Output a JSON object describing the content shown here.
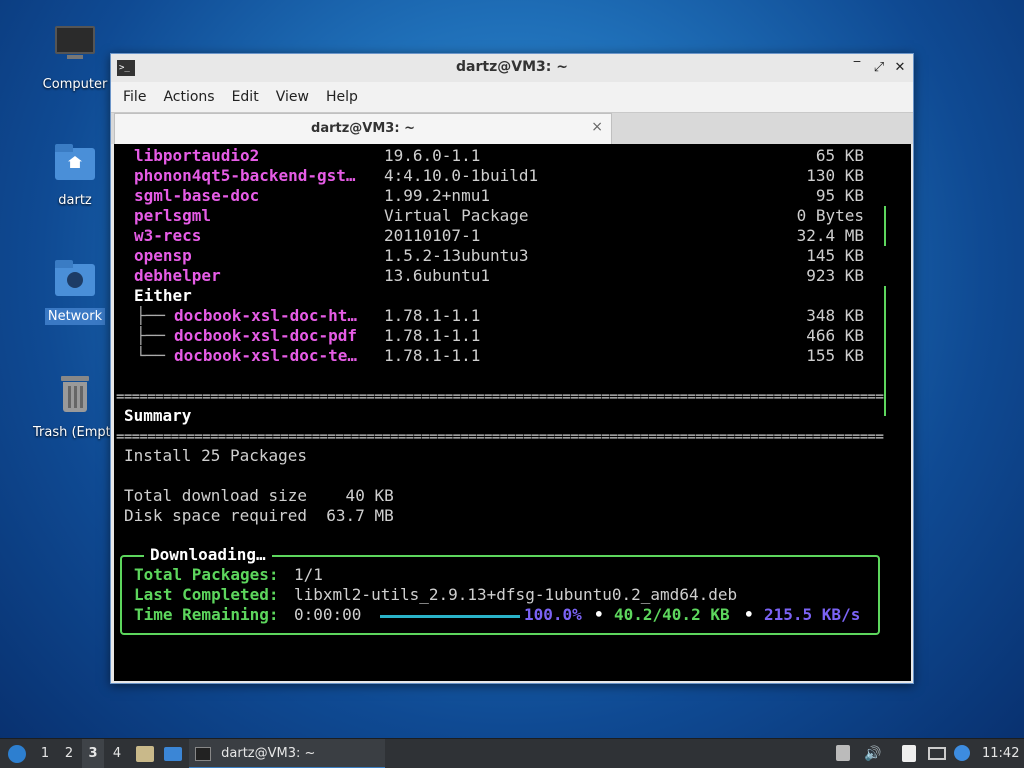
{
  "desktop": {
    "icons": [
      {
        "label": "Computer"
      },
      {
        "label": "dartz"
      },
      {
        "label": "Network"
      },
      {
        "label": "Trash (Empty)"
      }
    ]
  },
  "window": {
    "title": "dartz@VM3: ~",
    "menu": [
      "File",
      "Actions",
      "Edit",
      "View",
      "Help"
    ],
    "tab_title": "dartz@VM3: ~",
    "tab_close": "×"
  },
  "terminal": {
    "packages": [
      {
        "name": "libportaudio2",
        "version": "19.6.0-1.1",
        "size": "65 KB"
      },
      {
        "name": "phonon4qt5-backend-gst…",
        "version": "4:4.10.0-1build1",
        "size": "130 KB"
      },
      {
        "name": "sgml-base-doc",
        "version": "1.99.2+nmu1",
        "size": "95 KB"
      },
      {
        "name": "perlsgml",
        "version": "Virtual Package",
        "size": "0 Bytes"
      },
      {
        "name": "w3-recs",
        "version": "20110107-1",
        "size": "32.4 MB"
      },
      {
        "name": "opensp",
        "version": "1.5.2-13ubuntu3",
        "size": "145 KB"
      },
      {
        "name": "debhelper",
        "version": "13.6ubuntu1",
        "size": "923 KB"
      }
    ],
    "either_label": "Either",
    "either": [
      {
        "tree": "├──",
        "name": "docbook-xsl-doc-ht…",
        "version": "1.78.1-1.1",
        "size": "348 KB"
      },
      {
        "tree": "├──",
        "name": "docbook-xsl-doc-pdf",
        "version": "1.78.1-1.1",
        "size": "466 KB"
      },
      {
        "tree": "└──",
        "name": "docbook-xsl-doc-te…",
        "version": "1.78.1-1.1",
        "size": "155 KB"
      }
    ],
    "rule": "==========================================================================================================",
    "summary_title": "Summary",
    "install_line": "Install 25 Packages",
    "download_line": "Total download size    40 KB",
    "disk_line": "Disk space required  63.7 MB",
    "downloading": {
      "title": "Downloading…",
      "total_label": "Total Packages:",
      "total_value": "1/1",
      "last_label": "Last Completed:",
      "last_value": "libxml2-utils_2.9.13+dfsg-1ubuntu0.2_amd64.deb",
      "time_label": "Time Remaining:",
      "time_value": "0:00:00",
      "progress_fraction": 1.0,
      "percent": "100.0%",
      "bullet": "•",
      "bytes": "40.2/40.2 KB",
      "speed": "215.5 KB/s"
    }
  },
  "taskbar": {
    "workspaces": [
      "1",
      "2",
      "3",
      "4"
    ],
    "active_workspace": "3",
    "task_title": "dartz@VM3: ~",
    "clock": "11:42"
  },
  "colors": {
    "pkg_name": "#e65ce6",
    "accent_green": "#5dd65d",
    "percent": "#7b63f5",
    "progress": "#2ab3c9"
  }
}
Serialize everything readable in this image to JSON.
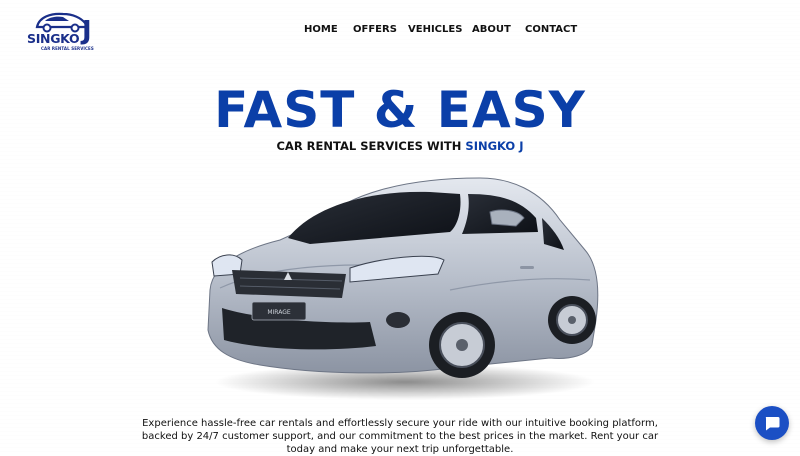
{
  "brand": {
    "name": "SINGKO",
    "letter": "J",
    "tagline": "CAR RENTAL SERVICES"
  },
  "nav": {
    "items": [
      {
        "label": "HOME"
      },
      {
        "label": "OFFERS"
      },
      {
        "label": "VEHICLES"
      },
      {
        "label": "ABOUT"
      },
      {
        "label": "CONTACT"
      }
    ]
  },
  "hero": {
    "title": "FAST & EASY",
    "subtitle_prefix": "CAR RENTAL SERVICES WITH ",
    "subtitle_brand": "SINGKO J",
    "description": "Experience hassle-free car rentals and effortlessly secure your ride with our intuitive booking platform, backed by 24/7 customer support, and our commitment to the best prices in the market. Rent your car today and make your next trip unforgettable."
  },
  "chat": {
    "icon": "chat-icon"
  },
  "colors": {
    "accent": "#0b3fa8",
    "logo": "#1a2f8a",
    "chat": "#1b4fc4"
  }
}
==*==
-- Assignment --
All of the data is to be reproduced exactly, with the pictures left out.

-- Written answer --
Output a JSON object describing the content shown here.
{
  "desktop": {
    "icons": [
      {
        "label": "Computer"
      },
      {
        "label": "dartz"
      },
      {
        "label": "Network"
      },
      {
        "label": "Trash (Empty)"
      }
    ]
  },
  "window": {
    "title": "dartz@VM3: ~",
    "menu": [
      "File",
      "Actions",
      "Edit",
      "View",
      "Help"
    ],
    "tab_title": "dartz@VM3: ~",
    "tab_close": "×"
  },
  "terminal": {
    "packages": [
      {
        "name": "libportaudio2",
        "version": "19.6.0-1.1",
        "size": "65 KB"
      },
      {
        "name": "phonon4qt5-backend-gst…",
        "version": "4:4.10.0-1build1",
        "size": "130 KB"
      },
      {
        "name": "sgml-base-doc",
        "version": "1.99.2+nmu1",
        "size": "95 KB"
      },
      {
        "name": "perlsgml",
        "version": "Virtual Package",
        "size": "0 Bytes"
      },
      {
        "name": "w3-recs",
        "version": "20110107-1",
        "size": "32.4 MB"
      },
      {
        "name": "opensp",
        "version": "1.5.2-13ubuntu3",
        "size": "145 KB"
      },
      {
        "name": "debhelper",
        "version": "13.6ubuntu1",
        "size": "923 KB"
      }
    ],
    "either_label": "Either",
    "either": [
      {
        "tree": "├──",
        "name": "docbook-xsl-doc-ht…",
        "version": "1.78.1-1.1",
        "size": "348 KB"
      },
      {
        "tree": "├──",
        "name": "docbook-xsl-doc-pdf",
        "version": "1.78.1-1.1",
        "size": "466 KB"
      },
      {
        "tree": "└──",
        "name": "docbook-xsl-doc-te…",
        "version": "1.78.1-1.1",
        "size": "155 KB"
      }
    ],
    "rule": "==========================================================================================================",
    "summary_title": "Summary",
    "install_line": "Install 25 Packages",
    "download_line": "Total download size    40 KB",
    "disk_line": "Disk space required  63.7 MB",
    "downloading": {
      "title": "Downloading…",
      "total_label": "Total Packages:",
      "total_value": "1/1",
      "last_label": "Last Completed:",
      "last_value": "libxml2-utils_2.9.13+dfsg-1ubuntu0.2_amd64.deb",
      "time_label": "Time Remaining:",
      "time_value": "0:00:00",
      "progress_fraction": 1.0,
      "percent": "100.0%",
      "bullet": "•",
      "bytes": "40.2/40.2 KB",
      "speed": "215.5 KB/s"
    }
  },
  "taskbar": {
    "workspaces": [
      "1",
      "2",
      "3",
      "4"
    ],
    "active_workspace": "3",
    "task_title": "dartz@VM3: ~",
    "clock": "11:42"
  },
  "colors": {
    "pkg_name": "#e65ce6",
    "accent_green": "#5dd65d",
    "percent": "#7b63f5",
    "progress": "#2ab3c9"
  }
}
Serialize everything readable in this image to JSON.
{
  "brand": {
    "name": "SINGKO",
    "letter": "J",
    "tagline": "CAR RENTAL SERVICES"
  },
  "nav": {
    "items": [
      {
        "label": "HOME"
      },
      {
        "label": "OFFERS"
      },
      {
        "label": "VEHICLES"
      },
      {
        "label": "ABOUT"
      },
      {
        "label": "CONTACT"
      }
    ]
  },
  "hero": {
    "title": "FAST & EASY",
    "subtitle_prefix": "CAR RENTAL SERVICES WITH ",
    "subtitle_brand": "SINGKO J",
    "description": "Experience hassle-free car rentals and effortlessly secure your ride with our intuitive booking platform, backed by 24/7 customer support, and our commitment to the best prices in the market. Rent your car today and make your next trip unforgettable."
  },
  "chat": {
    "icon": "chat-icon"
  },
  "colors": {
    "accent": "#0b3fa8",
    "logo": "#1a2f8a",
    "chat": "#1b4fc4"
  }
}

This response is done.